GIVEN ENTRIES below:

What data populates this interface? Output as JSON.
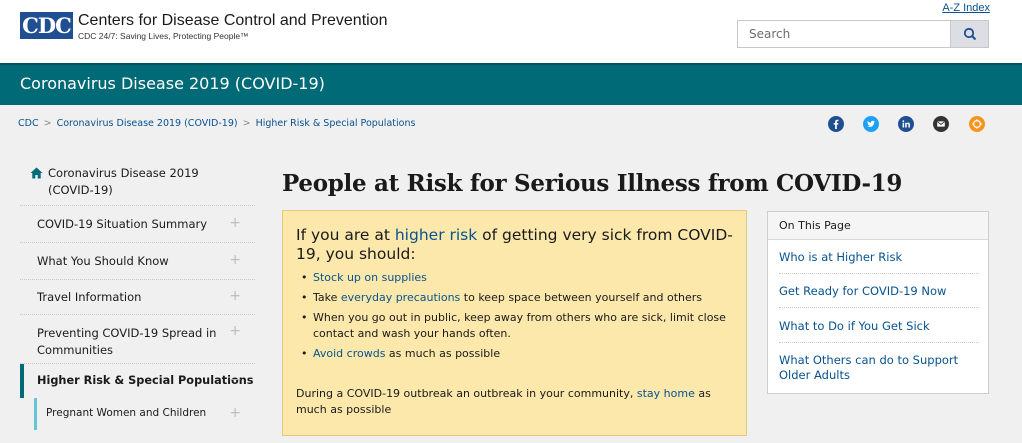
{
  "header": {
    "logo_text": "CDC",
    "org_name": "Centers for Disease Control and Prevention",
    "tagline": "CDC 24/7: Saving Lives, Protecting People™",
    "az_index": "A-Z Index",
    "search_placeholder": "Search",
    "search_icon": "magnifier-icon"
  },
  "banner": {
    "title": "Coronavirus Disease 2019 (COVID-19)"
  },
  "breadcrumb": {
    "items": [
      "CDC",
      "Coronavirus Disease 2019 (COVID-19)",
      "Higher Risk & Special Populations"
    ],
    "separator": ">"
  },
  "social": {
    "icons": [
      "facebook-icon",
      "twitter-icon",
      "linkedin-icon",
      "email-icon",
      "syndicate-icon"
    ],
    "colors": {
      "facebook": "#1f4e93",
      "twitter": "#1da1f2",
      "linkedin": "#1f4e93",
      "email": "#333333",
      "syndicate": "#f7941d"
    }
  },
  "nav": {
    "home_label": "Coronavirus Disease 2019 (COVID-19)",
    "items": [
      {
        "label": "COVID-19 Situation Summary",
        "toggle": "+"
      },
      {
        "label": "What You Should Know",
        "toggle": "+"
      },
      {
        "label": "Travel Information",
        "toggle": "+"
      },
      {
        "label": "Preventing COVID-19 Spread in Communities",
        "toggle": "+"
      },
      {
        "label": "Higher Risk & Special Populations",
        "toggle": "—"
      },
      {
        "label": "Pregnant Women and Children",
        "toggle": "+"
      }
    ]
  },
  "main": {
    "title": "People at Risk for Serious Illness from COVID-19",
    "callout": {
      "head_before": "If you are at ",
      "head_link": "higher risk",
      "head_after": " of getting very sick from COVID-19, you should:",
      "bullets": [
        {
          "link": "Stock up on supplies",
          "after": ""
        },
        {
          "before": "Take ",
          "link": "everyday precautions",
          "after": " to keep space between yourself and others"
        },
        {
          "text": "When you go out in public, keep away from others who are sick, limit close contact and wash your hands often."
        },
        {
          "link": "Avoid crowds",
          "after": " as much as possible"
        }
      ],
      "foot_before": "During a COVID-19 outbreak an outbreak in your community, ",
      "foot_link": "stay home",
      "foot_after": " as much as possible"
    }
  },
  "on_this_page": {
    "heading": "On This Page",
    "links": [
      "Who is at Higher Risk",
      "Get Ready for COVID-19 Now",
      "What to Do if You Get Sick",
      "What Others can do to Support Older Adults"
    ]
  },
  "colors": {
    "teal": "#006a77",
    "link": "#075290",
    "callout_bg": "#fce8ab",
    "cdc_blue": "#1f4e93"
  }
}
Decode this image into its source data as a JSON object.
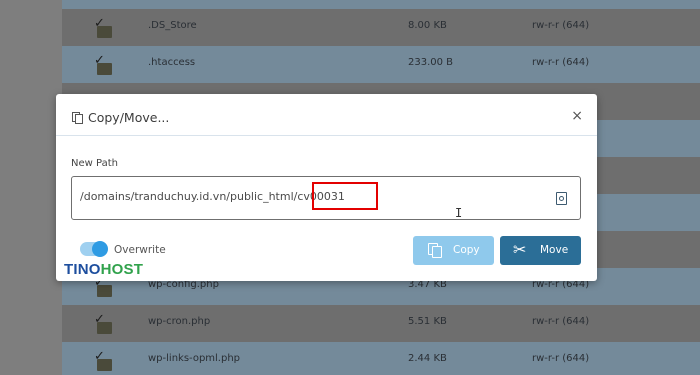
{
  "files": [
    {
      "name": ".DS_Store",
      "size": "8.00 KB",
      "perm": "rw-r-r (644)"
    },
    {
      "name": ".htaccess",
      "size": "233.00 B",
      "perm": "rw-r-r (644)"
    },
    {
      "name": "wp-config.php",
      "size": "3.47 KB",
      "perm": "rw-r-r (644)"
    },
    {
      "name": "wp-cron.php",
      "size": "5.51 KB",
      "perm": "rw-r-r (644)"
    },
    {
      "name": "wp-links-opml.php",
      "size": "2.44 KB",
      "perm": "rw-r-r (644)"
    }
  ],
  "modal": {
    "title": "Copy/Move...",
    "close": "×",
    "path_label": "New Path",
    "path_value": "/domains/tranduchuy.id.vn/public_html/cv00031",
    "overwrite_label": "Overwrite",
    "overwrite_on": true,
    "copy_label": "Copy",
    "move_label": "Move"
  },
  "logo": {
    "part1": "TINO",
    "part2": "HOST"
  },
  "colors": {
    "highlight": "#e30000",
    "move": "#2b6e97",
    "copy": "#8fc9ec",
    "toggle": "#2f9be3"
  }
}
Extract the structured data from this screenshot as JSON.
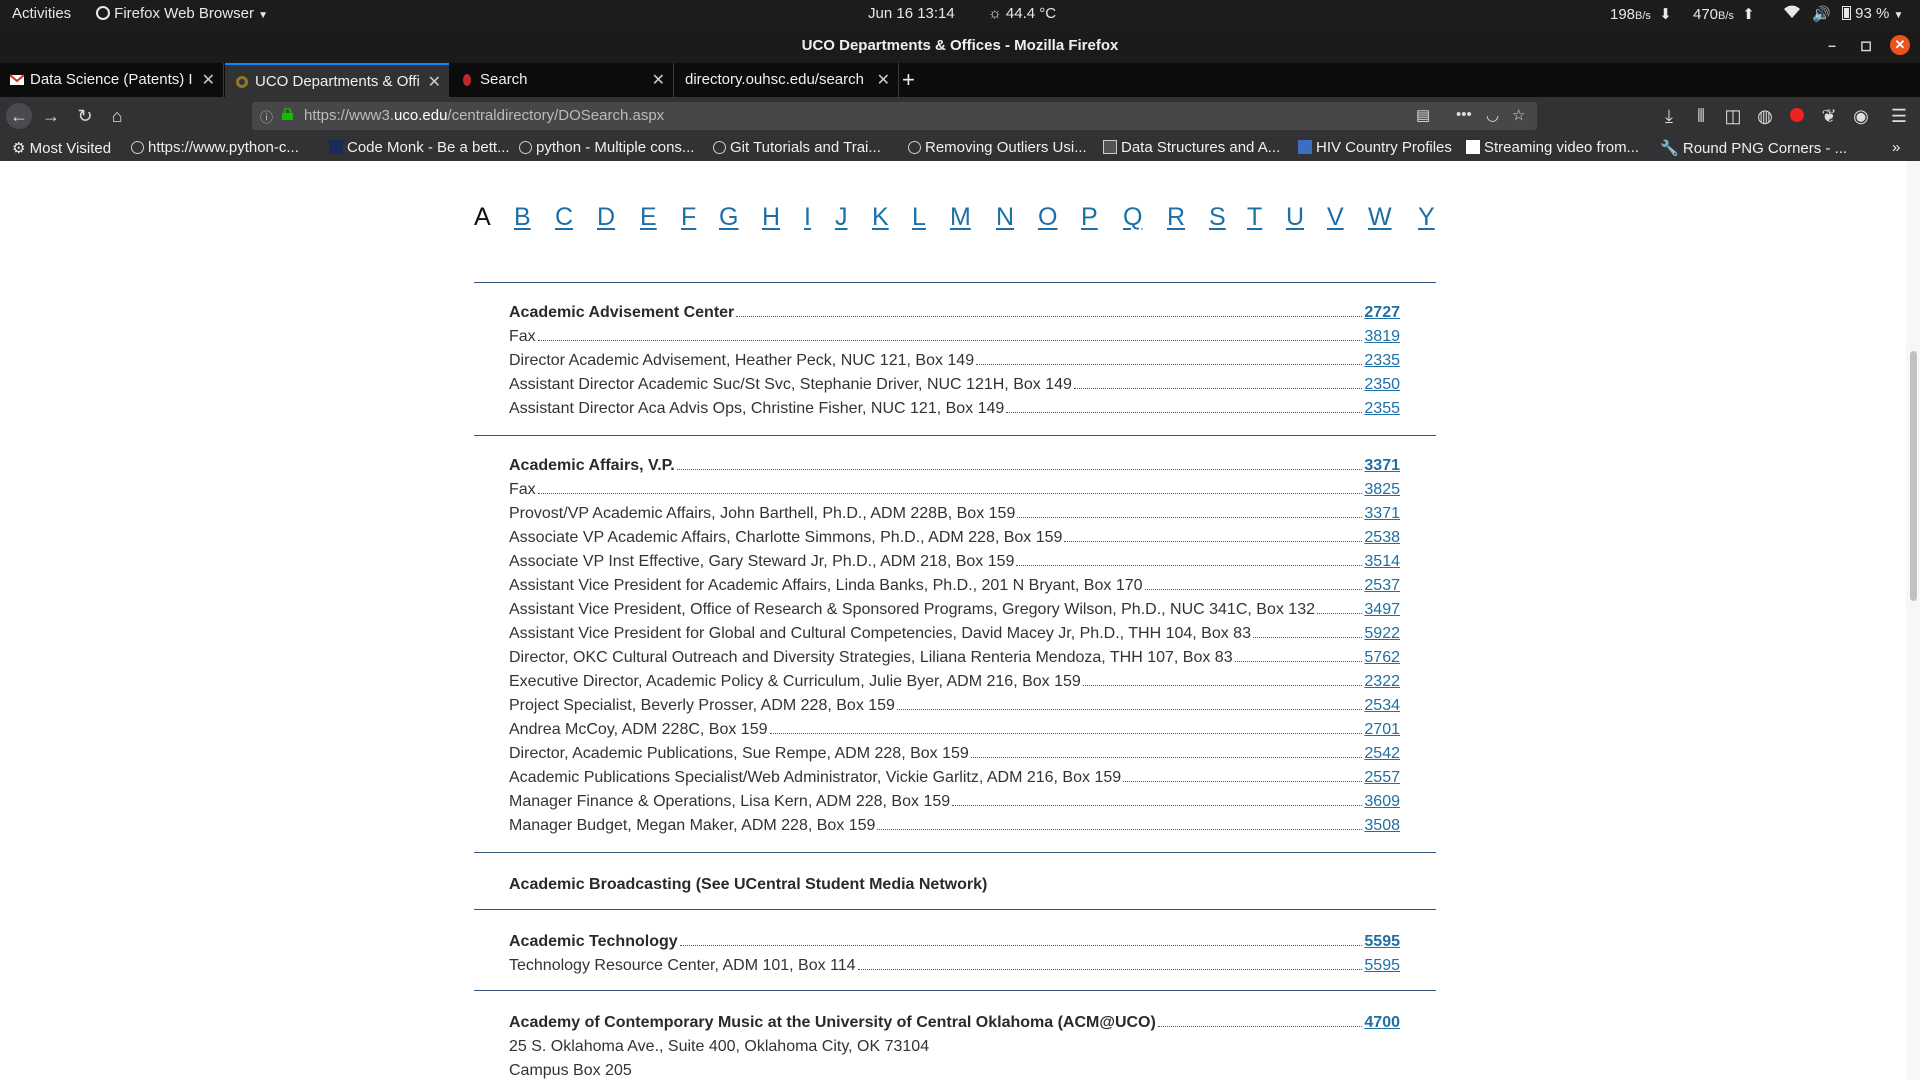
{
  "topbar": {
    "activities": "Activities",
    "app_menu": "Firefox Web Browser",
    "datetime": "Jun 16  13:14",
    "temperature": "44.4 °C",
    "net_down": "198",
    "net_down_unit": "B/s",
    "net_up": "470",
    "net_up_unit": "B/s",
    "battery": "93 %"
  },
  "window": {
    "title": "UCO Departments & Offices - Mozilla Firefox"
  },
  "tabs": [
    {
      "label": "Data Science (Patents) In",
      "icon": "gmail-icon"
    },
    {
      "label": "UCO Departments & Offi",
      "icon": "uco-icon"
    },
    {
      "label": "Search",
      "icon": "search-site-icon"
    },
    {
      "label": "directory.ouhsc.edu/search",
      "icon": "none"
    }
  ],
  "url": {
    "prefix": "https://www3.",
    "host": "uco.edu",
    "path": "/centraldirectory/DOSearch.aspx"
  },
  "bookmarks": [
    "Most Visited",
    "https://www.python-c...",
    "Code Monk - Be a bett...",
    "python - Multiple cons...",
    "Git Tutorials and Trai...",
    "Removing Outliers Usi...",
    "Data Structures and A...",
    "HIV Country Profiles",
    "Streaming video from...",
    "Round PNG Corners - ..."
  ],
  "alphabet": {
    "current": "A",
    "letters": [
      "B",
      "C",
      "D",
      "E",
      "F",
      "G",
      "H",
      "I",
      "J",
      "K",
      "L",
      "M",
      "N",
      "O",
      "P",
      "Q",
      "R",
      "S",
      "T",
      "U",
      "V",
      "W",
      "Y"
    ]
  },
  "directory": {
    "groups": [
      {
        "heading": {
          "name": "Academic Advisement Center",
          "ext": "2727"
        },
        "entries": [
          {
            "name": "Fax",
            "ext": "3819"
          },
          {
            "name": "Director Academic Advisement, Heather Peck, NUC 121, Box 149",
            "ext": "2335"
          },
          {
            "name": "Assistant Director Academic Suc/St Svc, Stephanie Driver, NUC 121H, Box 149",
            "ext": "2350"
          },
          {
            "name": "Assistant Director Aca Advis Ops, Christine Fisher, NUC 121, Box 149",
            "ext": "2355"
          }
        ]
      },
      {
        "heading": {
          "name": "Academic Affairs, V.P.",
          "ext": "3371"
        },
        "entries": [
          {
            "name": "Fax",
            "ext": "3825"
          },
          {
            "name": "Provost/VP Academic Affairs, John Barthell, Ph.D., ADM 228B, Box 159",
            "ext": "3371"
          },
          {
            "name": "Associate VP Academic Affairs, Charlotte Simmons, Ph.D., ADM 228, Box 159",
            "ext": "2538"
          },
          {
            "name": "Associate VP Inst Effective, Gary Steward Jr, Ph.D., ADM 218, Box 159",
            "ext": "3514"
          },
          {
            "name": "Assistant Vice President for Academic Affairs, Linda Banks, Ph.D., 201 N Bryant, Box 170",
            "ext": "2537"
          },
          {
            "name": "Assistant Vice President, Office of Research & Sponsored Programs, Gregory Wilson, Ph.D., NUC 341C, Box 132",
            "ext": "3497"
          },
          {
            "name": "Assistant Vice President for Global and Cultural Competencies, David Macey Jr, Ph.D., THH 104, Box 83",
            "ext": "5922"
          },
          {
            "name": "Director, OKC Cultural Outreach and Diversity Strategies, Liliana Renteria Mendoza, THH 107, Box 83",
            "ext": "5762"
          },
          {
            "name": "Executive Director, Academic Policy & Curriculum, Julie Byer, ADM 216, Box 159",
            "ext": "2322"
          },
          {
            "name": "Project Specialist, Beverly Prosser, ADM 228, Box 159",
            "ext": "2534"
          },
          {
            "name": "Andrea McCoy, ADM 228C, Box 159",
            "ext": "2701"
          },
          {
            "name": "Director, Academic Publications, Sue Rempe, ADM 228, Box 159",
            "ext": "2542"
          },
          {
            "name": "Academic Publications Specialist/Web Administrator, Vickie Garlitz, ADM 216, Box 159",
            "ext": "2557"
          },
          {
            "name": "Manager Finance & Operations, Lisa Kern, ADM 228, Box 159",
            "ext": "3609"
          },
          {
            "name": "Manager Budget, Megan Maker, ADM 228, Box 159",
            "ext": "3508"
          }
        ]
      },
      {
        "heading": {
          "name": "Academic Broadcasting (See UCentral Student Media Network)",
          "ext": ""
        },
        "entries": []
      },
      {
        "heading": {
          "name": "Academic Technology",
          "ext": "5595"
        },
        "entries": [
          {
            "name": "Technology Resource Center, ADM 101, Box 114",
            "ext": "5595"
          }
        ]
      },
      {
        "heading": {
          "name": "Academy of Contemporary Music at the University of Central Oklahoma (ACM@UCO)",
          "ext": "4700"
        },
        "entries": [],
        "address_lines": [
          "25 S. Oklahoma Ave., Suite 400, Oklahoma City, OK 73104",
          "Campus Box 205"
        ]
      }
    ]
  }
}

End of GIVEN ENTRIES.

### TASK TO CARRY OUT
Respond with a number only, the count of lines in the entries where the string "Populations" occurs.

### ANSWER BELOW
2